Anyway, back to the legalities. The reason for this apparent paradox is helpfully explained over at The Anglo Saxon Chronicle:
Lord Campbell-Savours was able to do this because he is protected from legal action for comments made in the House of Lords by Parliamentary Privilege.
That Privilege is granted to him in law by the provisions of the Bill of Rights 1689, which states: That the freedom of speech, and debates or proceedings in parliament, ought not to be impeached or questioned in any court or place out of parliament.
That's pretty clear wording.
Mr Chronicles has decided to go for the law with a full frontal approach: he's named the woman, as the Bill of Rights clearly says he is every bit as entitled to do as Lord Campbell-Savours, and is daring the authorities to prosecute him. It'll be interesting to see what happens. Good luck to him.

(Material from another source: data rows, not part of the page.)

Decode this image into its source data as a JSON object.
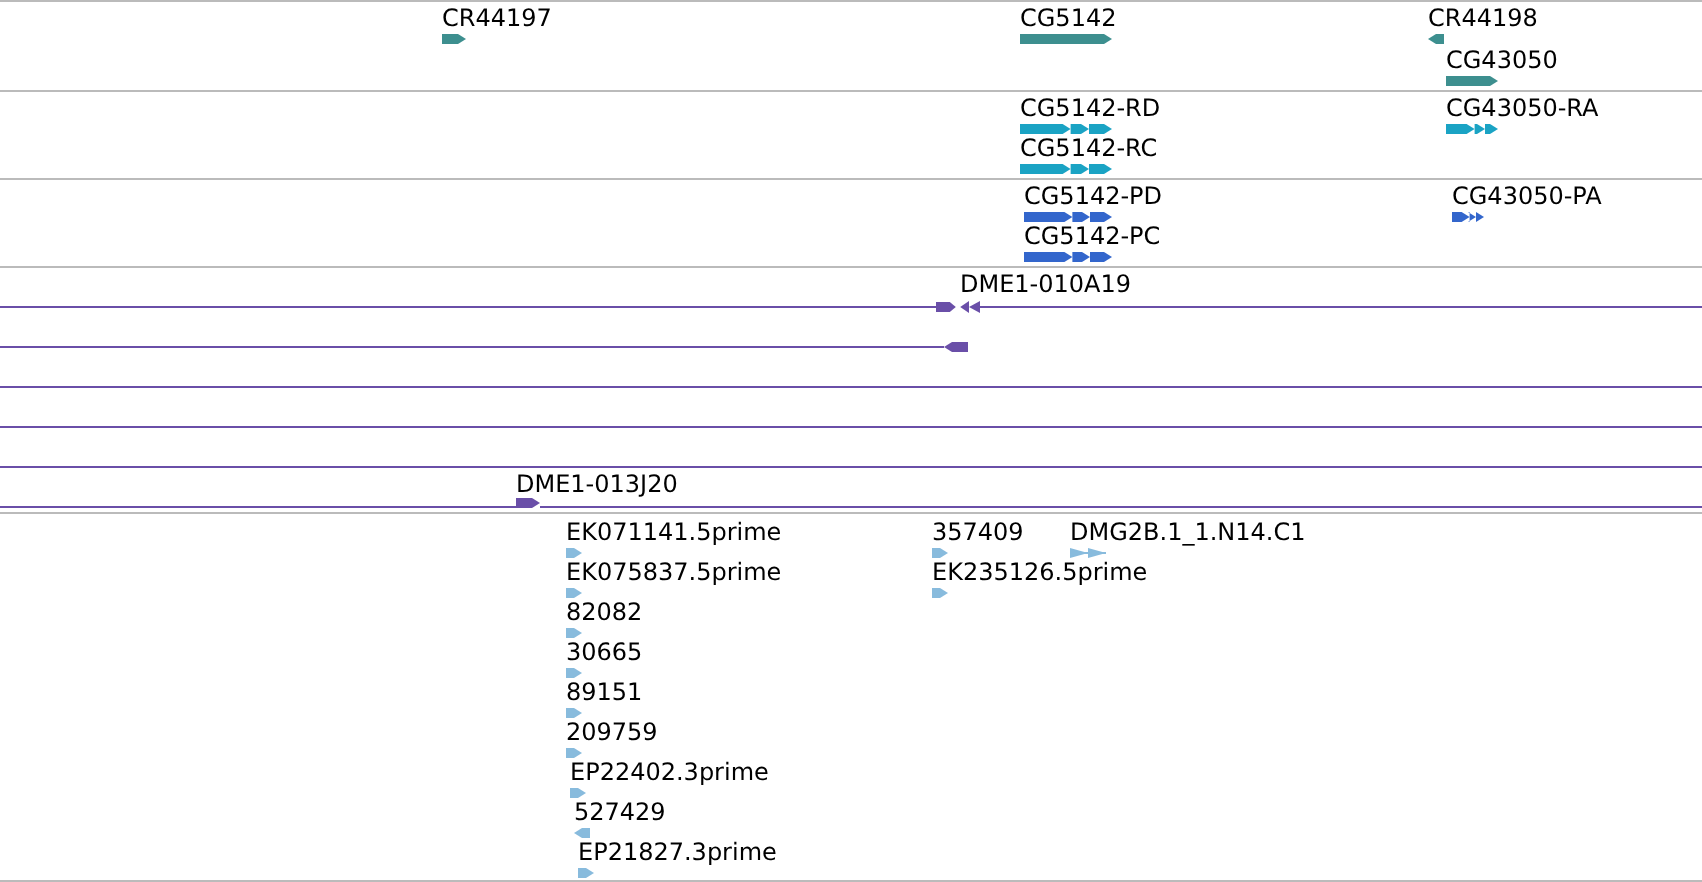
{
  "tracks": [
    {
      "kind": "gene",
      "color": "#3d8f8f",
      "features": [
        {
          "kind": "feature",
          "label": "CR44197",
          "reverse": false
        },
        {
          "kind": "feature",
          "label": "CG5142",
          "reverse": false
        },
        {
          "kind": "feature",
          "label": "CR44198",
          "reverse": true
        },
        {
          "kind": "feature",
          "label": "CG43050",
          "reverse": false
        }
      ]
    },
    {
      "kind": "transcript",
      "color": "#1aa3c4",
      "features": [
        {
          "kind": "feature",
          "label": "CG5142-RD",
          "reverse": false
        },
        {
          "kind": "feature",
          "label": "CG5142-RC",
          "reverse": false
        },
        {
          "kind": "feature",
          "label": "CG43050-RA",
          "reverse": false
        }
      ]
    },
    {
      "kind": "protein",
      "color": "#3366cc",
      "features": [
        {
          "kind": "feature",
          "label": "CG5142-PD",
          "reverse": false
        },
        {
          "kind": "feature",
          "label": "CG5142-PC",
          "reverse": false
        },
        {
          "kind": "feature",
          "label": "CG43050-PA",
          "reverse": false
        }
      ]
    },
    {
      "kind": "clone",
      "color": "#6a4fa8",
      "features": [
        {
          "kind": "clone-pair",
          "label": "DME1-010A19"
        },
        {
          "kind": "clone-end",
          "reverse": true
        },
        {
          "kind": "line"
        },
        {
          "kind": "line"
        },
        {
          "kind": "line"
        },
        {
          "kind": "clone",
          "label": "DME1-013J20",
          "reverse": false
        }
      ]
    },
    {
      "kind": "est",
      "color": "#88bbdd",
      "features": [
        {
          "kind": "feature",
          "label": "EK071141.5prime",
          "reverse": false
        },
        {
          "kind": "feature",
          "label": "EK075837.5prime",
          "reverse": false
        },
        {
          "kind": "feature",
          "label": "82082",
          "reverse": false
        },
        {
          "kind": "feature",
          "label": "30665",
          "reverse": false
        },
        {
          "kind": "feature",
          "label": "89151",
          "reverse": false
        },
        {
          "kind": "feature",
          "label": "209759",
          "reverse": false
        },
        {
          "kind": "feature",
          "label": "EP22402.3prime",
          "reverse": false
        },
        {
          "kind": "feature",
          "label": "527429",
          "reverse": true
        },
        {
          "kind": "feature",
          "label": "EP21827.3prime",
          "reverse": false
        },
        {
          "kind": "feature",
          "label": "357409",
          "reverse": false
        },
        {
          "kind": "feature",
          "label": "EK235126.5prime",
          "reverse": false
        },
        {
          "kind": "pair",
          "label": "DMG2B.1_1.N14.C1"
        }
      ]
    }
  ]
}
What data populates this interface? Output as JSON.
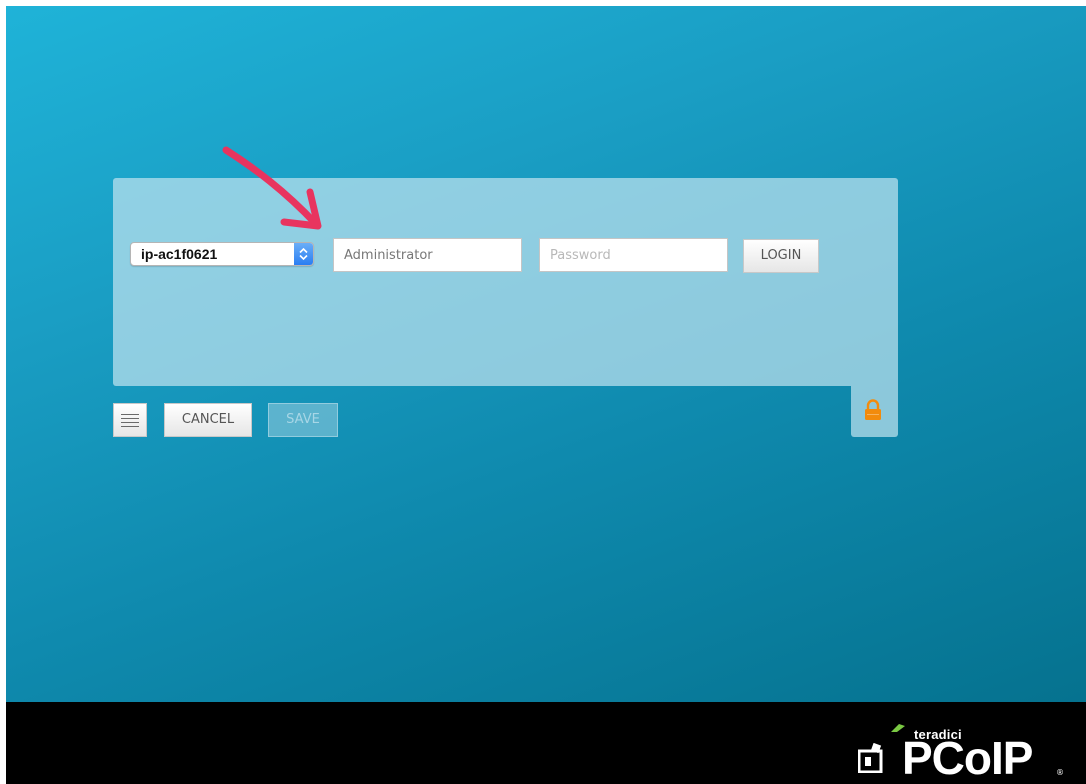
{
  "login": {
    "host_value": "ip-ac1f0621",
    "username_value": "Administrator",
    "password_placeholder": "Password",
    "login_label": "LOGIN"
  },
  "toolbar": {
    "menu_icon": "hamburger-menu-icon",
    "cancel_label": "CANCEL",
    "save_label": "SAVE"
  },
  "lock": {
    "icon": "lock-icon",
    "color": "#f28b0c"
  },
  "annotation": {
    "arrow_color": "#e8345f"
  },
  "brand": {
    "small": "teradici",
    "large": "PCoIP",
    "registered": "®"
  },
  "colors": {
    "desktop_top": "#1fb3d8",
    "desktop_bottom": "#05728f",
    "taskbar": "#000000"
  }
}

But I'm going for a slightly different approach: merely demonstrating that the law, even if enforced correctly, is useless on its own terms. I mean, look at this post. I haven't broken the law; I haven't named this bastard of a woman; and yet I have legally linked to Hansard, who have legally published the transcription of Lord Campbell-Savours legally naming her. This is ridiculous.